Both Johnson and the man were surprised at where the wolves were found. While Lincoln County is not a highly developed part of the state, the man explained that they live near several other families—with six other homes located within 150 yards of where the wolves were shot, and approximately 20 homes within a quarter mile.

Gray wolf management remains a hotly debated topic in many areas of the country. In states like Montana, their numbers have continued to increase over the last several years, which has many ranchers and hunters pushing for more lethal control of wolf populations. There are still plenty of concerns about properly managing gray wolves in the West, however, especially around Yellowstone National Park.

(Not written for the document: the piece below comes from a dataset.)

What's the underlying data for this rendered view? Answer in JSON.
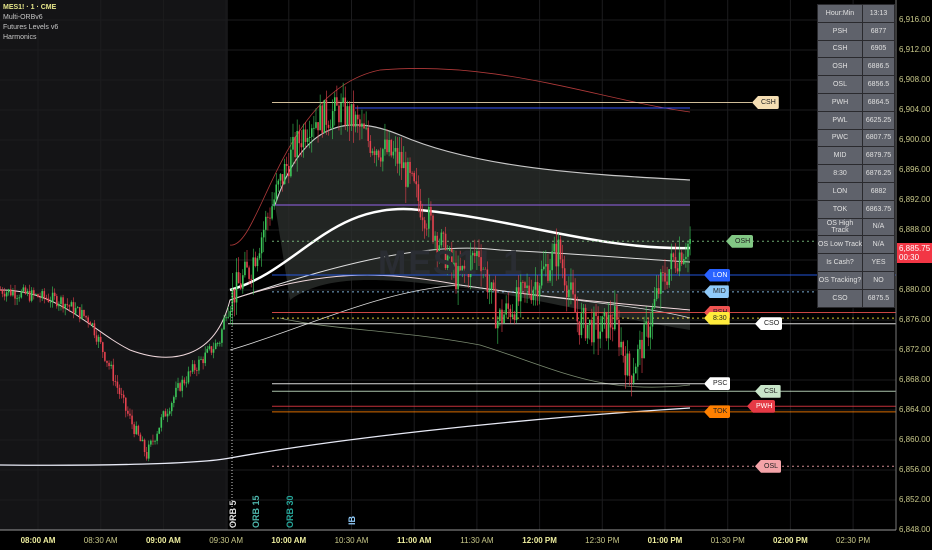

Meanwhile, states like Colorado are developing plans to re-introduce the species.

The man involved in the incident told reporters that he plans to deter future attacks by putting up a higher fence around his barn. “I didn’t set out to kill these wolves, but they were in my barn trying to kill my goats,” he said. “People need to realize wolves are not these cuddly, furry animals and they are among us.”